Large trial of acupuncture for allergic asthma finds benefits in quality of life

May 3, 2017
A large randomized controlled, pragmatic trial involving 1445 patients with allergic asthma found that an integrative medicine approach in which acupuncture is added to routine care demonstrated improvements in both quality ...

Acupuncture reduces hot flashes for half of women

September 28, 2016
Hot flashes – the bane of existence for many women during menopause – can be reduced in frequency by almost half for about 50 percent of women over eight weeks of acupuncture treatment, according to scientists at Wake ...

Acupuncture improves gait function in Parkinson's disease

October 30, 2015
(HealthDay)—For patients with Parkinson's disease (PD), acupuncture is associated with improvement in gait function, according to a study published in the October issue of the Journal of the American Geriatrics Society.

Two papers challenge exclusion of acupuncture in government guidelines

April 28, 2017
Even as news in the United States recently highlighted the growing inclusion of acupuncture and other complementary and integrative medicine therapies in guidelines for multiple pain conditions, the exclusion of acupuncture ...

Various dermatoses may occur after acupuncture

September 10, 2015
(HealthDay)—Various dermatological adverse events may occur after acupuncture, with the most common adverse event being infectious skin disease, according to a study published online Sept. 4 in the International Journal ...

Recommended for you

Eating iron-fortified grain improves students' attention, memory

July 18, 2018
Adolescent students in a rural school in India who consumed an iron-biofortified version of the grain pearl millet exhibited improved attention and memory compared to those who consumed conventional pearl millet, according ...

Lowering hospitals' Medicare costs proves difficult

July 18, 2018
A payment system that provides financial incentives for hospitals that reduce health-care costs for Medicare patients did not lower costs as intended, according to a new study led by Washington University School of Medicine ...

Vaping tied to blood clots—in mice

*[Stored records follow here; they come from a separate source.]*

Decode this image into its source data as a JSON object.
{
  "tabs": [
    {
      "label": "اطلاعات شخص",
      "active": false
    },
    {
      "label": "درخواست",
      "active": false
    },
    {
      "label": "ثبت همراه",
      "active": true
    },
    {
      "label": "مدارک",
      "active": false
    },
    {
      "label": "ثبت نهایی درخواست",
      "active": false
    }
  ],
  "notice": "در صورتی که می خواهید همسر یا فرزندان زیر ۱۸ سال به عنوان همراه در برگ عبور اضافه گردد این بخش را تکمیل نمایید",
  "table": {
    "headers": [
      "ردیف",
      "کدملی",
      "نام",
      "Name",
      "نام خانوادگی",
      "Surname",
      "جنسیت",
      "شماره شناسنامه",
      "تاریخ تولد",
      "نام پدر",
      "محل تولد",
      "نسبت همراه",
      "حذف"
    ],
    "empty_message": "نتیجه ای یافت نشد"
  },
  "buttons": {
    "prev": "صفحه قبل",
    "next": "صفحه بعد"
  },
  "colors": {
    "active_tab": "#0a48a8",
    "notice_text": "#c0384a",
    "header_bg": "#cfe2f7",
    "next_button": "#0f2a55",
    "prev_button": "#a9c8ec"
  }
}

July 18, 2018
A new study involving mice raises another concern about the danger of e-cigarettes in humans after experiments showed that short-term exposure to the device's vapors appeared to increase the risk of clot formation.

People who tan in gyms tan more often, and more addictively, than others, new research shows

July 18, 2018
Gyms are places people go to get healthier. But nearly half the gyms in the U.S. contain a potentially addictive carcinogen—tanning beds, report UConn researchers in the July 18 issue of JAMA Dermatology.

Omega 3 supplements have little or no heart or vascular health benefit: review

July 17, 2018
New evidence published today shows there is little or no effect of omega 3 supplements on our risk of experiencing heart disease, stroke or death.

Study shows that people most affected by alcohol also most impacted by sleep deprivation

July 17, 2018
A team of researchers from the German Aerospace Center and Forschungszentrum Jülich has found that people who are most susceptible to alcohol intoxication are also most susceptible to cognitive problems due to sleep deprivation. ...

0 comments

Please sign in to add a comment. Registration is free, and takes less than a minute. Read more

Click here to reset your password.
Sign in to get notified via email when new comments are made.